Laydeez Do Comics Dundee’s First Meeting

The first meeting will be on Friday 31 May. There is a lot to celebrate: Dundee’s first meeting and the organization’s tenth year – but also women reclaiming comics history. Given the importance of this first meeting, it is more than fitting that the theme of the first meeting will be ‘Comics and Memory’. After all, what is history but public memory? We definitely have a memorable day planned for the public at the Dundee Comics Creative Space for the 31st of May. The memorability will consist of:

  • Comics-making workshop with Rebecca Horner (16:00-17:00): Artist, colourist and Dundee Comics Creative Space Workshop Coordinator Rebecca Horner will lead attendees in making their own comics around the theme of memory. No drawing ability required!
  • A Talk around Representation and Memory in Graphic Novels (18:00-20:00): After a one-hour break, Dr. Nabizadeh will give a 20-minute talk based around her recently released academic book, Representation and Memory in Graphic Novels.
  • Panel and Audience Discussion featuring Ink Pot Studio artists (18:00-20:00): After Golnar’s talk, Ink Pot artist Ashling Larkin will moderate a discussion on different types of memory in comics. The panelists will be Ink Pot artist Catriona Laird who draws biographical comics, PhD student Megan Sinclair whose research focuses on graphic medicine and trauma in comics, and Hailey Austin and her work with comics archiving. After a moderated discussion, they will accept questions from the audience.
  • A Light Reception (18:00-20:00): What is a celebration without wine and cake? This time will allow guests to discuss comics and memory, and to purchase zines and merchandise from local artists.

On behalf of Laydeez Do Comics Dundee, we hope to see you on the 31st and/or at our future events (July’s meeting will centre on the women behind DC Thomson’s Commando comics!) We would love to have you there to celebrate comics, memory, our comics history, and of course, capital-L Laydeez!

To be in the know about future Laydeez Do Comics events, follow or like our Facebook page.
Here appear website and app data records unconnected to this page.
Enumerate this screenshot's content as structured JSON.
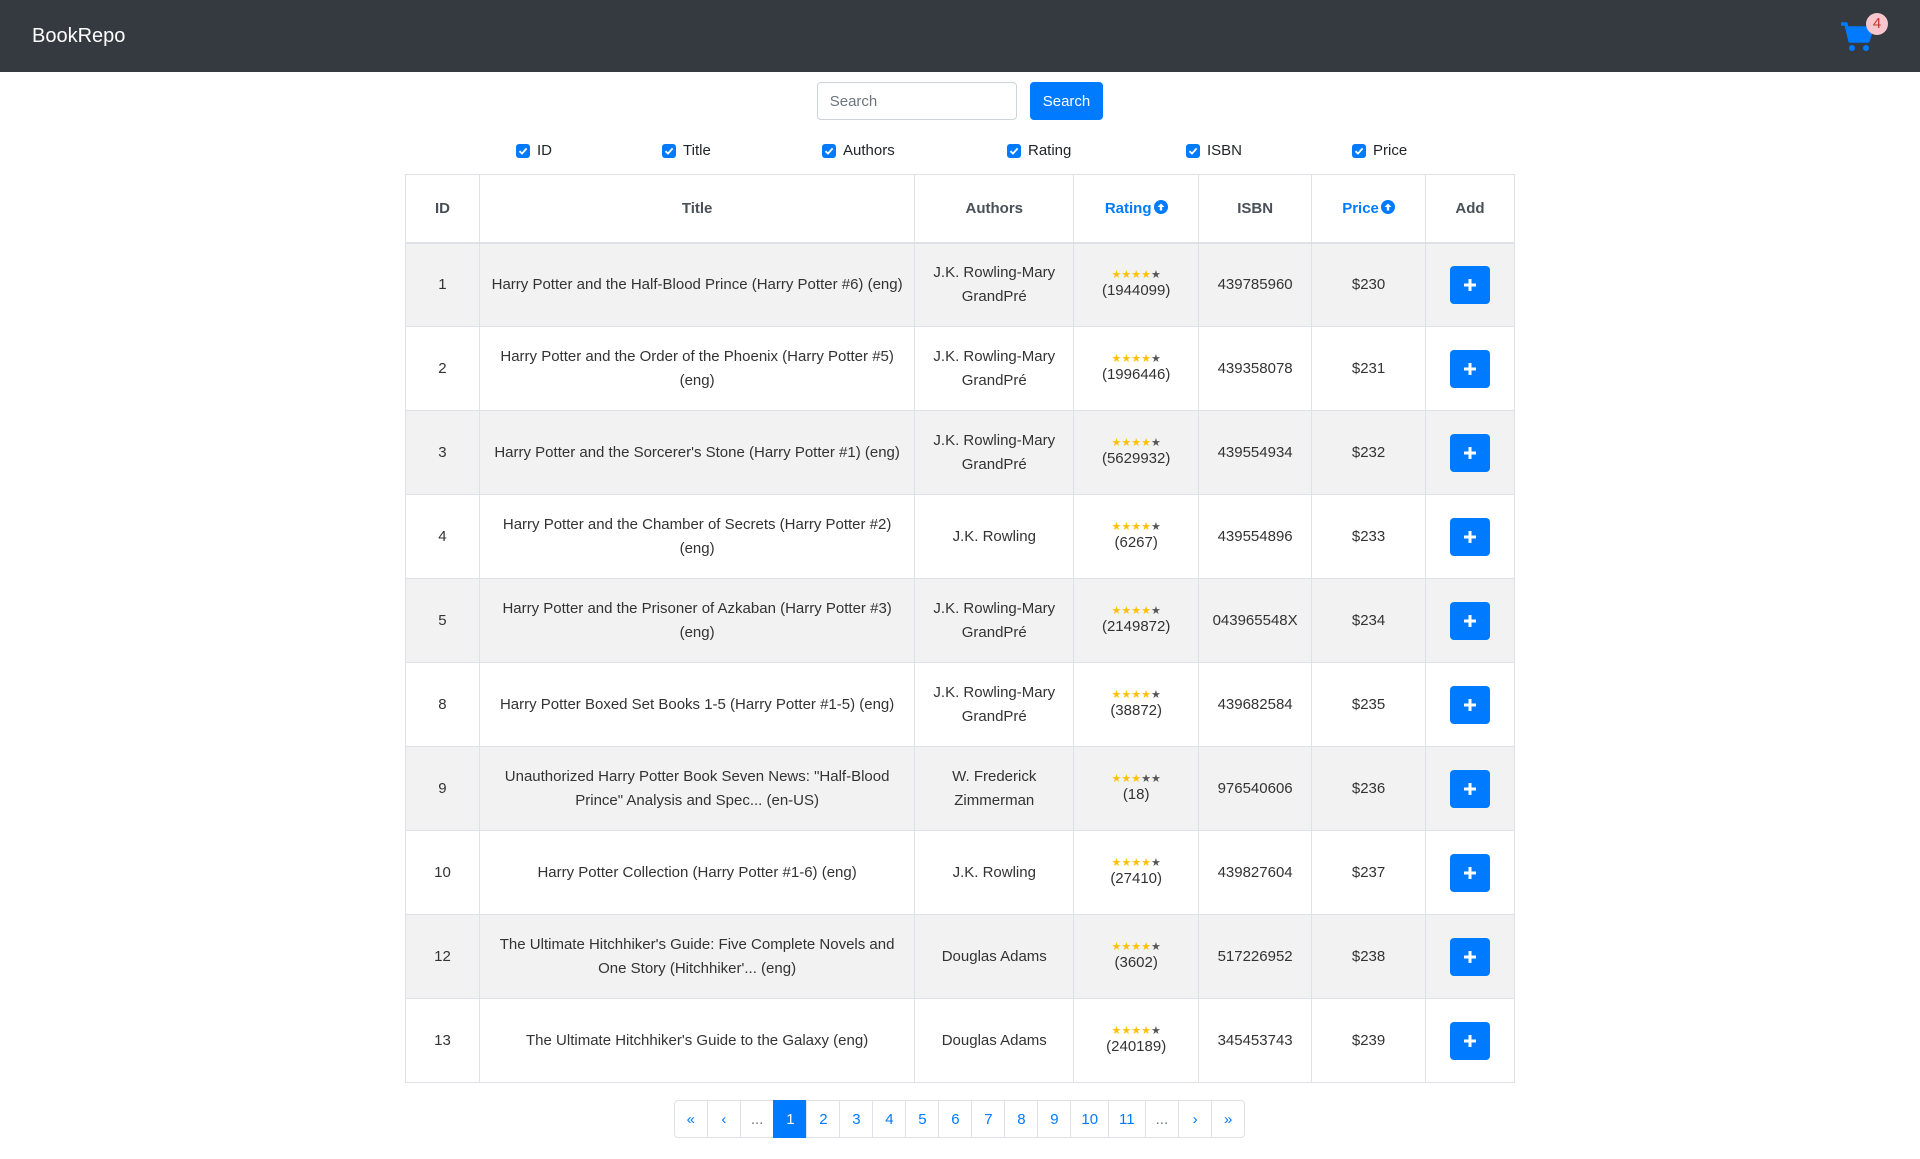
{
  "navbar": {
    "brand": "BookRepo",
    "cart_count": "4",
    "cart_icon": "shopping-cart-icon"
  },
  "search": {
    "placeholder": "Search",
    "value": "",
    "button_label": "Search"
  },
  "column_toggles": [
    {
      "label": "ID",
      "checked": true
    },
    {
      "label": "Title",
      "checked": true
    },
    {
      "label": "Authors",
      "checked": true
    },
    {
      "label": "Rating",
      "checked": true
    },
    {
      "label": "ISBN",
      "checked": true
    },
    {
      "label": "Price",
      "checked": true
    }
  ],
  "table": {
    "headers": {
      "id": "ID",
      "title": "Title",
      "authors": "Authors",
      "rating": "Rating",
      "isbn": "ISBN",
      "price": "Price",
      "add": "Add"
    },
    "sorted_columns": [
      "Rating",
      "Price"
    ],
    "rows": [
      {
        "id": "1",
        "title": "Harry Potter and the Half-Blood Prince (Harry Potter #6) (eng)",
        "authors": "J.K. Rowling-Mary GrandPré",
        "stars": 4,
        "count": "(1944099)",
        "isbn": "439785960",
        "price": "$230"
      },
      {
        "id": "2",
        "title": "Harry Potter and the Order of the Phoenix (Harry Potter #5) (eng)",
        "authors": "J.K. Rowling-Mary GrandPré",
        "stars": 4,
        "count": "(1996446)",
        "isbn": "439358078",
        "price": "$231"
      },
      {
        "id": "3",
        "title": "Harry Potter and the Sorcerer's Stone (Harry Potter #1) (eng)",
        "authors": "J.K. Rowling-Mary GrandPré",
        "stars": 4,
        "count": "(5629932)",
        "isbn": "439554934",
        "price": "$232"
      },
      {
        "id": "4",
        "title": "Harry Potter and the Chamber of Secrets (Harry Potter #2) (eng)",
        "authors": "J.K. Rowling",
        "stars": 4,
        "count": "(6267)",
        "isbn": "439554896",
        "price": "$233"
      },
      {
        "id": "5",
        "title": "Harry Potter and the Prisoner of Azkaban (Harry Potter #3) (eng)",
        "authors": "J.K. Rowling-Mary GrandPré",
        "stars": 4,
        "count": "(2149872)",
        "isbn": "043965548X",
        "price": "$234"
      },
      {
        "id": "8",
        "title": "Harry Potter Boxed Set Books 1-5 (Harry Potter #1-5) (eng)",
        "authors": "J.K. Rowling-Mary GrandPré",
        "stars": 4,
        "count": "(38872)",
        "isbn": "439682584",
        "price": "$235"
      },
      {
        "id": "9",
        "title": "Unauthorized Harry Potter Book Seven News: \"Half-Blood Prince\" Analysis and Spec... (en-US)",
        "authors": "W. Frederick Zimmerman",
        "stars": 3,
        "count": "(18)",
        "isbn": "976540606",
        "price": "$236"
      },
      {
        "id": "10",
        "title": "Harry Potter Collection (Harry Potter #1-6) (eng)",
        "authors": "J.K. Rowling",
        "stars": 4,
        "count": "(27410)",
        "isbn": "439827604",
        "price": "$237"
      },
      {
        "id": "12",
        "title": "The Ultimate Hitchhiker's Guide: Five Complete Novels and One Story (Hitchhiker'... (eng)",
        "authors": "Douglas Adams",
        "stars": 4,
        "count": "(3602)",
        "isbn": "517226952",
        "price": "$238"
      },
      {
        "id": "13",
        "title": "The Ultimate Hitchhiker's Guide to the Galaxy (eng)",
        "authors": "Douglas Adams",
        "stars": 4,
        "count": "(240189)",
        "isbn": "345453743",
        "price": "$239"
      }
    ]
  },
  "pagination": {
    "items": [
      "«",
      "‹",
      "...",
      "1",
      "2",
      "3",
      "4",
      "5",
      "6",
      "7",
      "8",
      "9",
      "10",
      "11",
      "...",
      "›",
      "»"
    ],
    "active": "1"
  },
  "colors": {
    "navbar_bg": "#343a40",
    "primary": "#007bff",
    "star": "#ffc107",
    "stripe": "#f2f2f2"
  }
}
If you have any questions (or just want to say hi!), email us at DundeeLDC@dundee.ac.uk.